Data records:
____
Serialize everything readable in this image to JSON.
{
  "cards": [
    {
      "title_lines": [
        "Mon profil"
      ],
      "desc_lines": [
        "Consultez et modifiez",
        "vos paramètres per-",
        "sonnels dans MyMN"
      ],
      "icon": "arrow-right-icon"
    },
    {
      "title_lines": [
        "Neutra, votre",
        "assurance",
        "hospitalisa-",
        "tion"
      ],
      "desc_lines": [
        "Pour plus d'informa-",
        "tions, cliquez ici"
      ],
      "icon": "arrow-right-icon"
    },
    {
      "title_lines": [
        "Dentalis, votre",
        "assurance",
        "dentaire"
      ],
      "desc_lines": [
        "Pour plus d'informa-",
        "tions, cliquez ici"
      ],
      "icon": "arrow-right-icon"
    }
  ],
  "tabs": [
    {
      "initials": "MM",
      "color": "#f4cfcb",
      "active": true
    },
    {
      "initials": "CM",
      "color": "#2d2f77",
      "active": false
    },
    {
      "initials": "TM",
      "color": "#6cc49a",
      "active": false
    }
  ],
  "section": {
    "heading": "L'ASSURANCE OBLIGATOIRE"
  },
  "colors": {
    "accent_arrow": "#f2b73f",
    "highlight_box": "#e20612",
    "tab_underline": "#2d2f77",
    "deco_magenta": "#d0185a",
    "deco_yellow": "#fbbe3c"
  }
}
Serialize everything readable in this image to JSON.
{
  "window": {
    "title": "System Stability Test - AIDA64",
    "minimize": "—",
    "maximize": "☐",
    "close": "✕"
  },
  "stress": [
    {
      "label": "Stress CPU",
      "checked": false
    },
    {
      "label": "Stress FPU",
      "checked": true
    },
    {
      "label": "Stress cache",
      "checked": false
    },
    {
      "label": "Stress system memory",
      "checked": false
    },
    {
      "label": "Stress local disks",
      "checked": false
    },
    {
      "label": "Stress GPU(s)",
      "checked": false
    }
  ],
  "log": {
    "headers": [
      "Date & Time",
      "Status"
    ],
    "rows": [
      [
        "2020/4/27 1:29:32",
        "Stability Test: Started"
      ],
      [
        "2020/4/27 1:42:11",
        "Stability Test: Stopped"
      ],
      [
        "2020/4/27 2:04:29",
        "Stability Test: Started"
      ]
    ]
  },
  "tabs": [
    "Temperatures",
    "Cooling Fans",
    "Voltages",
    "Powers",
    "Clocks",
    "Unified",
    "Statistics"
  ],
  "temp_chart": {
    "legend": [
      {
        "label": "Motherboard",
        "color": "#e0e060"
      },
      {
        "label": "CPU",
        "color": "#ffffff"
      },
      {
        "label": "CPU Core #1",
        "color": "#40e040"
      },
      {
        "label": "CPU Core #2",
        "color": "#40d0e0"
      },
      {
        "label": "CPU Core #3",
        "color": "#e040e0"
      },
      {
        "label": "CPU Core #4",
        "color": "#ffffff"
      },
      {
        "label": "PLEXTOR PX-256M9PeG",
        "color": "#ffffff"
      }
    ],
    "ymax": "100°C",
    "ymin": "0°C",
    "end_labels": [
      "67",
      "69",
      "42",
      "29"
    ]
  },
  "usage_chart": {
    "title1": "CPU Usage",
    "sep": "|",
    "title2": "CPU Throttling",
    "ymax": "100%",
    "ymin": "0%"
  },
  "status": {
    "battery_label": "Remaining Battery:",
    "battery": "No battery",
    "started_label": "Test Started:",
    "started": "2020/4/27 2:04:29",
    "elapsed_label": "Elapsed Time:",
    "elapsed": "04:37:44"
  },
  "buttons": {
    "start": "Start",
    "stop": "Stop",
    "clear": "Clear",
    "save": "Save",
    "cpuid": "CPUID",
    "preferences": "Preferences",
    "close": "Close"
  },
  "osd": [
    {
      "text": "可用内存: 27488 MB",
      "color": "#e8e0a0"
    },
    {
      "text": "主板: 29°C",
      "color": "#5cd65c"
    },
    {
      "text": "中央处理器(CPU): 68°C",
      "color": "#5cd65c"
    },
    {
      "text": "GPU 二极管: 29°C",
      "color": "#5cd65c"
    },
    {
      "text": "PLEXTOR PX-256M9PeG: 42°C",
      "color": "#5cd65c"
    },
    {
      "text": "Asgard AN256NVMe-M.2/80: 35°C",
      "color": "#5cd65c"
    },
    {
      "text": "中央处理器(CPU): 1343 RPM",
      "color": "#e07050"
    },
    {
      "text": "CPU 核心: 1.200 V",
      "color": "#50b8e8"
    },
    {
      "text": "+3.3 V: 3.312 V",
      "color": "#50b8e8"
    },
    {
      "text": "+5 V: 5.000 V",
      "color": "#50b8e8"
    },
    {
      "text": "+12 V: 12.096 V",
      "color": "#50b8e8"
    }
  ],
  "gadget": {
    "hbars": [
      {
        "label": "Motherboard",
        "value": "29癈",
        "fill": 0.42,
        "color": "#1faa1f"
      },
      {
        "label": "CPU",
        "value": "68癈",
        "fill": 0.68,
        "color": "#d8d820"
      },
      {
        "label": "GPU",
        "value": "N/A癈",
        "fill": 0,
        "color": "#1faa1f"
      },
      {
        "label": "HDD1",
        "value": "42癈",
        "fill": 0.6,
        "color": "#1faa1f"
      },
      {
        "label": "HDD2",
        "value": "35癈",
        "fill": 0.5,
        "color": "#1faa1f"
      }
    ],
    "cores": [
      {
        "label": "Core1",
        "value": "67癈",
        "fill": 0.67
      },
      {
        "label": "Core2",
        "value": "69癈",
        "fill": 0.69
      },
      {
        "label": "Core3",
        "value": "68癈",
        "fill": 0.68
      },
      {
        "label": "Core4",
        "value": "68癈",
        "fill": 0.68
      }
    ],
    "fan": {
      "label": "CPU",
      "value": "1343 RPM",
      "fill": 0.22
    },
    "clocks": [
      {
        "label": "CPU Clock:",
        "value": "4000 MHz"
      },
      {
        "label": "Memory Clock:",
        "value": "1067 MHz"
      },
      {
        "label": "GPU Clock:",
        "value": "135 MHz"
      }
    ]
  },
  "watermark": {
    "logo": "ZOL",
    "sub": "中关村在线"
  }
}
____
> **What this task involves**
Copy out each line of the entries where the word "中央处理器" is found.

> **Answer to the problem**
      "text": "中央处理器(CPU): 68°C",
      "text": "中央处理器(CPU): 1343 RPM",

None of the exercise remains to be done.